### Problem to solve
Would you copy all lines in the data that contain the word "this"?

[Website and app data records]

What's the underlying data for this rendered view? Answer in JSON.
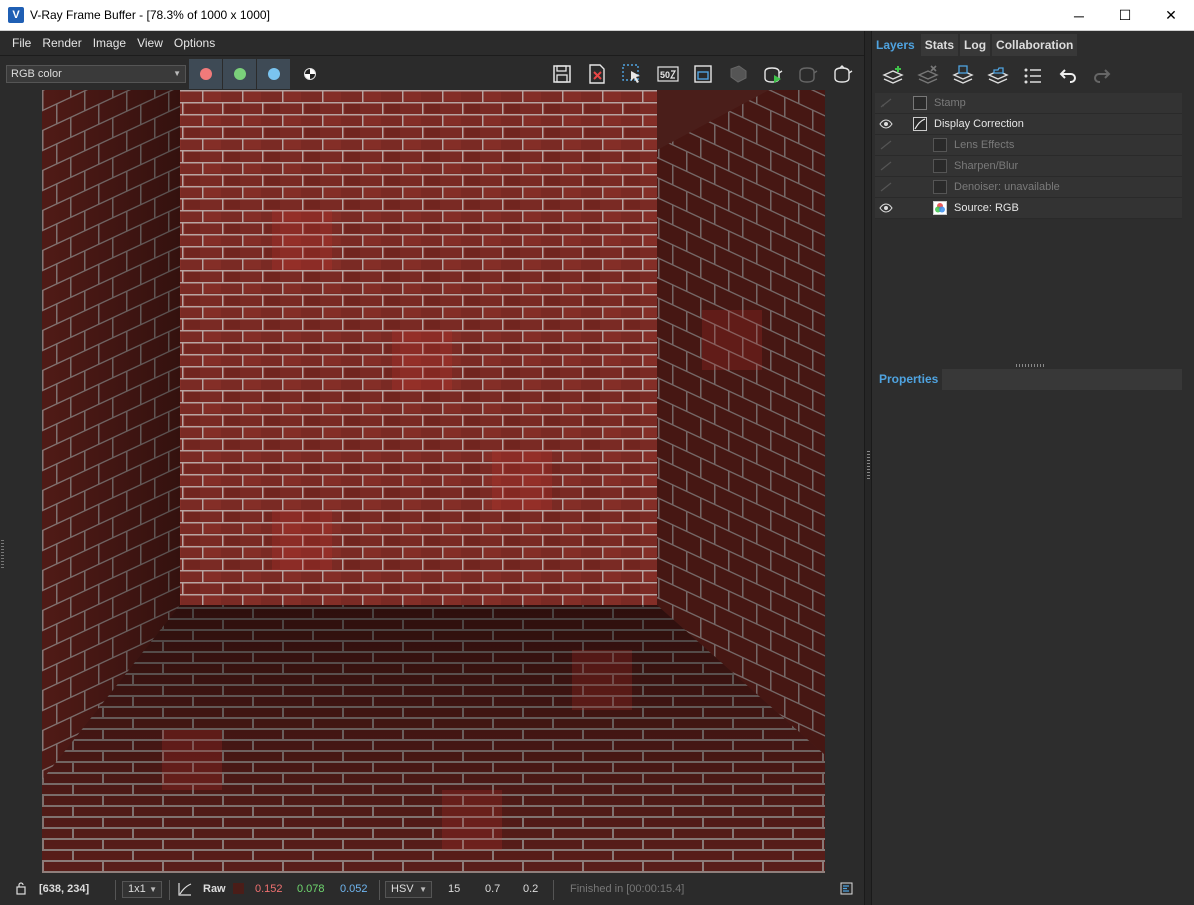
{
  "window": {
    "title": "V-Ray Frame Buffer - [78.3% of 1000 x 1000]",
    "app_icon": "vray-icon",
    "minimize": "─",
    "maximize": "☐",
    "close": "✕"
  },
  "menu": [
    "File",
    "Render",
    "Image",
    "View",
    "Options"
  ],
  "toolbar": {
    "channel": "RGB color",
    "channel_buttons": [
      {
        "name": "red-channel-button",
        "color": "#f07a7a"
      },
      {
        "name": "green-channel-button",
        "color": "#7ad07a"
      },
      {
        "name": "blue-channel-button",
        "color": "#7ac4f0"
      },
      {
        "name": "alpha-channel-button",
        "color": "#ffffff"
      }
    ],
    "icons": [
      "save-image-icon",
      "clear-image-icon",
      "track-mouse-icon",
      "bucket-size-icon",
      "region-render-icon",
      "stop-render-icon",
      "interactive-render-icon",
      "render-last-icon",
      "render-icon"
    ]
  },
  "status": {
    "coords": "[638, 234]",
    "ratio": "1x1",
    "raw_label": "Raw",
    "r": "0.152",
    "g": "0.078",
    "b": "0.052",
    "r_color": "#f07070",
    "g_color": "#6fd86f",
    "b_color": "#6fb6f0",
    "mode": "HSV",
    "h": "15",
    "s": "0.7",
    "v": "0.2",
    "finished": "Finished in [00:00:15.4]"
  },
  "panel": {
    "tabs": [
      "Layers",
      "Stats",
      "Log",
      "Collaboration"
    ],
    "active_tab": "Layers",
    "layers": [
      {
        "label": "Stamp",
        "visible": false,
        "indent": 0
      },
      {
        "label": "Display Correction",
        "visible": true,
        "indent": 0
      },
      {
        "label": "Lens Effects",
        "visible": false,
        "indent": 1
      },
      {
        "label": "Sharpen/Blur",
        "visible": false,
        "indent": 1
      },
      {
        "label": "Denoiser: unavailable",
        "visible": false,
        "indent": 1
      },
      {
        "label": "Source: RGB",
        "visible": true,
        "indent": 1
      }
    ],
    "properties_title": "Properties",
    "accent": "#4fa3e0"
  }
}
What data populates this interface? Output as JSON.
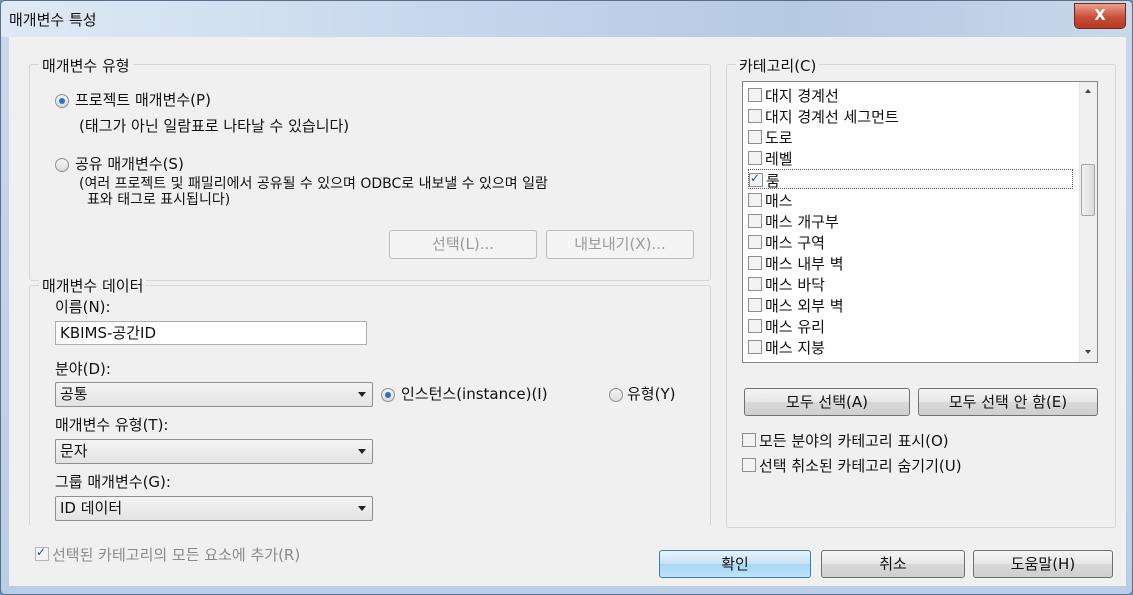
{
  "window": {
    "title": "매개변수 특성",
    "close_label": "X"
  },
  "param_type": {
    "legend": "매개변수 유형",
    "project": {
      "label": "프로젝트 매개변수(P)",
      "desc": "(태그가 아닌 일람표로 나타날 수 있습니다)",
      "selected": true
    },
    "shared": {
      "label": "공유 매개변수(S)",
      "desc_line1": "(여러 프로젝트 및 패밀리에서 공유될 수 있으며 ODBC로 내보낼 수 있으며 일람",
      "desc_line2": "표와 태그로 표시됩니다)",
      "selected": false
    },
    "select_button": "선택(L)...",
    "export_button": "내보내기(X)..."
  },
  "param_data": {
    "legend": "매개변수 데이터",
    "name_label": "이름(N):",
    "name_value": "KBIMS-공간ID",
    "discipline_label": "분야(D):",
    "discipline_value": "공통",
    "instance_label": "인스턴스(instance)(I)",
    "type_label": "유형(Y)",
    "instance_selected": true,
    "param_type_label": "매개변수 유형(T):",
    "param_type_value": "문자",
    "group_label": "그룹 매개변수(G):",
    "group_value": "ID 데이터"
  },
  "category": {
    "legend": "카테고리(C)",
    "items": [
      {
        "label": "대지 경계선",
        "checked": false
      },
      {
        "label": "대지 경계선 세그먼트",
        "checked": false
      },
      {
        "label": "도로",
        "checked": false
      },
      {
        "label": "레벨",
        "checked": false
      },
      {
        "label": "룸",
        "checked": true
      },
      {
        "label": "매스",
        "checked": false
      },
      {
        "label": "매스 개구부",
        "checked": false
      },
      {
        "label": "매스 구역",
        "checked": false
      },
      {
        "label": "매스 내부 벽",
        "checked": false
      },
      {
        "label": "매스 바닥",
        "checked": false
      },
      {
        "label": "매스 외부 벽",
        "checked": false
      },
      {
        "label": "매스 유리",
        "checked": false
      },
      {
        "label": "매스 지붕",
        "checked": false
      }
    ],
    "select_all": "모두 선택(A)",
    "select_none": "모두 선택 안 함(E)",
    "show_all_disciplines": "모든 분야의 카테고리 표시(O)",
    "hide_unchecked": "선택 취소된 카테고리 숨기기(U)"
  },
  "footer": {
    "add_to_all": "선택된 카테고리의 모든 요소에 추가(R)",
    "ok": "확인",
    "cancel": "취소",
    "help": "도움말(H)"
  }
}
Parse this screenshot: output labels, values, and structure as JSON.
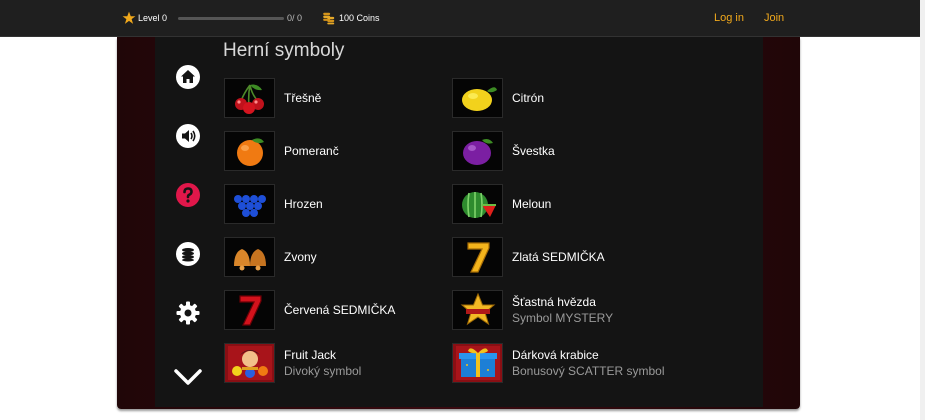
{
  "topbar": {
    "level_label": "Level 0",
    "progress_text": "0/ 0",
    "progress_fraction": 0,
    "coins_label": "100 Coins",
    "login_label": "Log in",
    "join_label": "Join",
    "accent_color": "#f0a81c"
  },
  "sidenav": [
    {
      "icon": "home-icon"
    },
    {
      "icon": "speaker-icon"
    },
    {
      "icon": "help-icon"
    },
    {
      "icon": "coins-icon"
    },
    {
      "icon": "settings-icon"
    },
    {
      "icon": "chevron-down-icon"
    }
  ],
  "panel": {
    "title": "Herní symboly",
    "symbols": [
      {
        "name": "Třešně",
        "sub": "",
        "icon": "cherries-icon"
      },
      {
        "name": "Citrón",
        "sub": "",
        "icon": "lemon-icon"
      },
      {
        "name": "Pomeranč",
        "sub": "",
        "icon": "orange-icon"
      },
      {
        "name": "Švestka",
        "sub": "",
        "icon": "plum-icon"
      },
      {
        "name": "Hrozen",
        "sub": "",
        "icon": "grapes-icon"
      },
      {
        "name": "Meloun",
        "sub": "",
        "icon": "watermelon-icon"
      },
      {
        "name": "Zvony",
        "sub": "",
        "icon": "bells-icon"
      },
      {
        "name": "Zlatá SEDMIČKA",
        "sub": "",
        "icon": "gold-seven-icon"
      },
      {
        "name": "Červená SEDMIČKA",
        "sub": "",
        "icon": "red-seven-icon"
      },
      {
        "name": "Šťastná hvězda",
        "sub": "Symbol MYSTERY",
        "icon": "lucky-star-icon"
      },
      {
        "name": "Fruit Jack",
        "sub": "Divoký symbol",
        "icon": "fruit-jack-icon"
      },
      {
        "name": "Dárková krabice",
        "sub": "Bonusový SCATTER symbol",
        "icon": "gift-box-icon"
      }
    ]
  }
}
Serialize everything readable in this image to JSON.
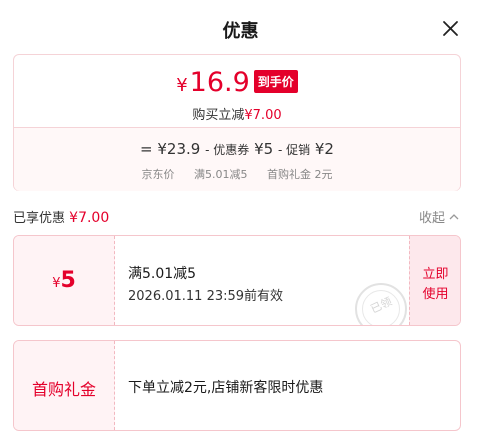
{
  "header": {
    "title": "优惠",
    "close_icon": "close-icon"
  },
  "summary": {
    "currency": "¥",
    "final_price": "16.9",
    "tag": "到手价",
    "save_label": "购买立减",
    "save_amount": "¥7.00",
    "calc": {
      "eq": "=",
      "base": "¥23.9",
      "coupon_label": "- 优惠券",
      "coupon_value": "¥5",
      "promo_label": "- 促销",
      "promo_value": "¥2"
    },
    "labels": {
      "base": "京东价",
      "coupon": "满5.01减5",
      "promo": "首购礼金 2元"
    }
  },
  "enjoyed": {
    "label": "已享优惠",
    "amount": "¥7.00",
    "collapse": "收起",
    "collapse_icon": "chevron-up-icon"
  },
  "coupon": {
    "currency": "¥",
    "value": "5",
    "title": "满5.01减5",
    "expire": "2026.01.11 23:59前有效",
    "stamp": "已领",
    "action_line1": "立即",
    "action_line2": "使用"
  },
  "gift": {
    "name": "首购礼金",
    "desc": "下单立减2元,店铺新客限时优惠"
  },
  "colors": {
    "accent": "#e4002b",
    "border": "#f5c6cc",
    "tint": "#fff3f5"
  }
}
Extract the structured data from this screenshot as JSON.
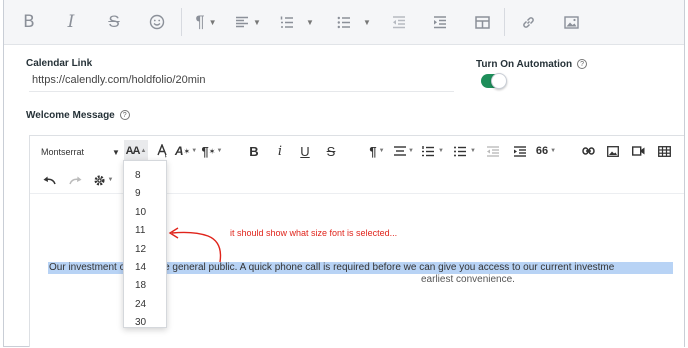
{
  "toolbar_top": {
    "icons": [
      "bold-icon",
      "italic-icon",
      "strikethrough-icon",
      "emoji-icon",
      "paragraph-icon",
      "align-icon",
      "ordered-list-icon",
      "unordered-list-icon",
      "outdent-icon",
      "indent-icon",
      "table-icon",
      "link-icon",
      "image-icon"
    ],
    "bold": "B",
    "italic": "I",
    "strike": "S",
    "paragraph": "¶"
  },
  "form": {
    "calendar_label": "Calendar Link",
    "calendar_value": "https://calendly.com/holdfolio/20min",
    "automation_label": "Turn On Automation",
    "automation_on": true,
    "welcome_label": "Welcome Message",
    "help_glyph": "?"
  },
  "editor": {
    "font_family": "Montserrat",
    "font_size_glyph": "AA",
    "bold": "B",
    "italic": "i",
    "underline": "U",
    "strike": "S",
    "paragraph": "¶",
    "quote": "66",
    "font_size_options": [
      "8",
      "9",
      "10",
      "11",
      "12",
      "14",
      "18",
      "24",
      "30"
    ],
    "body_line1": "Our investment                 open to the general public. A quick phone call is required before we can give you access to our current investme",
    "body_line2": "earliest convenience.",
    "annotation": "it should show what size font is selected..."
  },
  "colors": {
    "accent_green": "#1e8e5a",
    "highlight": "#b8d3f5",
    "annotation_red": "#e0241b"
  }
}
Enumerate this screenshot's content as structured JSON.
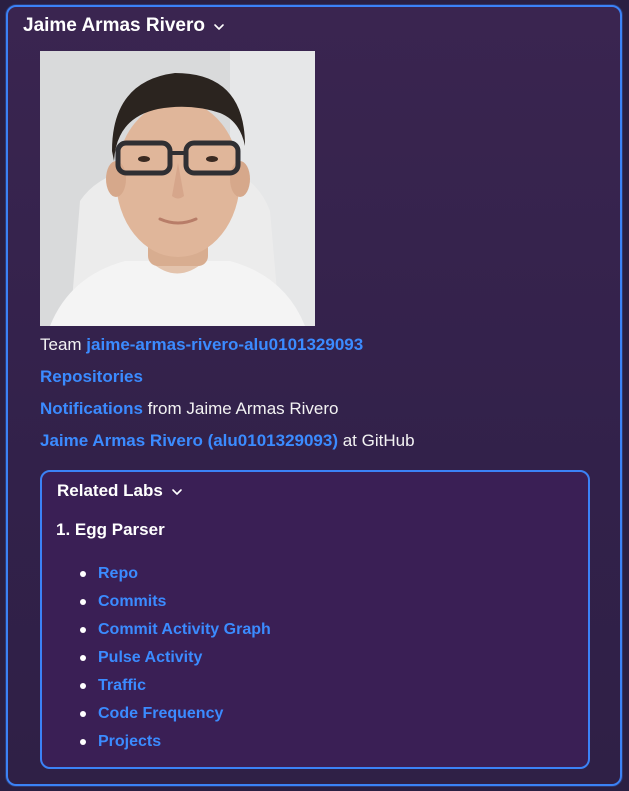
{
  "profile": {
    "name": "Jaime Armas Rivero",
    "team_prefix": "Team ",
    "team_link": "jaime-armas-rivero-alu0101329093",
    "repositories_link": "Repositories",
    "notifications_link": "Notifications",
    "notifications_suffix": " from Jaime Armas Rivero",
    "github_link": "Jaime Armas Rivero (alu0101329093)",
    "github_suffix": " at GitHub"
  },
  "related_labs": {
    "title": "Related Labs",
    "lab_number": "1.",
    "lab_name": "Egg Parser",
    "links": [
      "Repo",
      "Commits",
      "Commit Activity Graph",
      "Pulse Activity",
      "Traffic",
      "Code Frequency",
      "Projects"
    ]
  },
  "colors": {
    "accent": "#3b82f6",
    "link": "#3b8bff",
    "background": "#2a1f42"
  },
  "icons": {
    "expand": "chevron-down-icon"
  }
}
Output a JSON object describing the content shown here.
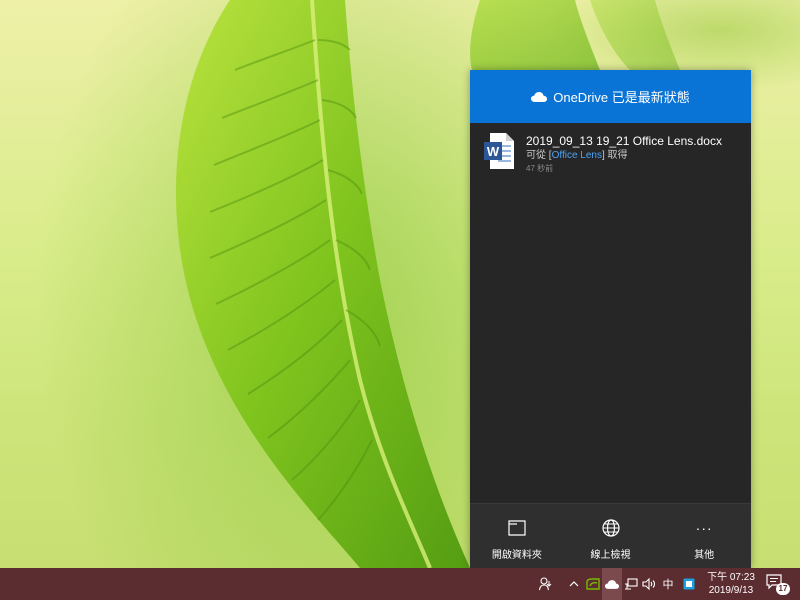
{
  "flyout": {
    "header_title": "OneDrive 已是最新狀態",
    "activity": [
      {
        "file_name": "2019_09_13 19_21 Office Lens.docx",
        "source_prefix": "可從 [",
        "source_link": "Office Lens",
        "source_suffix": "] 取得",
        "time": "47 秒前",
        "icon": "word-doc-icon"
      }
    ],
    "footer": {
      "open_folder_label": "開啟資料夾",
      "view_online_label": "線上檢視",
      "more_label": "其他",
      "more_glyph": "···"
    }
  },
  "taskbar": {
    "ime_label": "中",
    "time": "下午 07:23",
    "date": "2019/9/13",
    "notification_count": "17"
  },
  "colors": {
    "accent": "#0a74d6",
    "taskbar": "#5b2c30",
    "flyout_bg": "#262626",
    "link": "#4aa3f5"
  }
}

### Answer section
What's the underlying data for this rendered view? Answer in JSON.
What data populates this interface? Output as JSON.
Parse this screenshot: output labels, values, and structure as JSON.
Serialize everything readable in this image to JSON.
Extract the structured data from this screenshot as JSON.
Enumerate this screenshot's content as structured JSON.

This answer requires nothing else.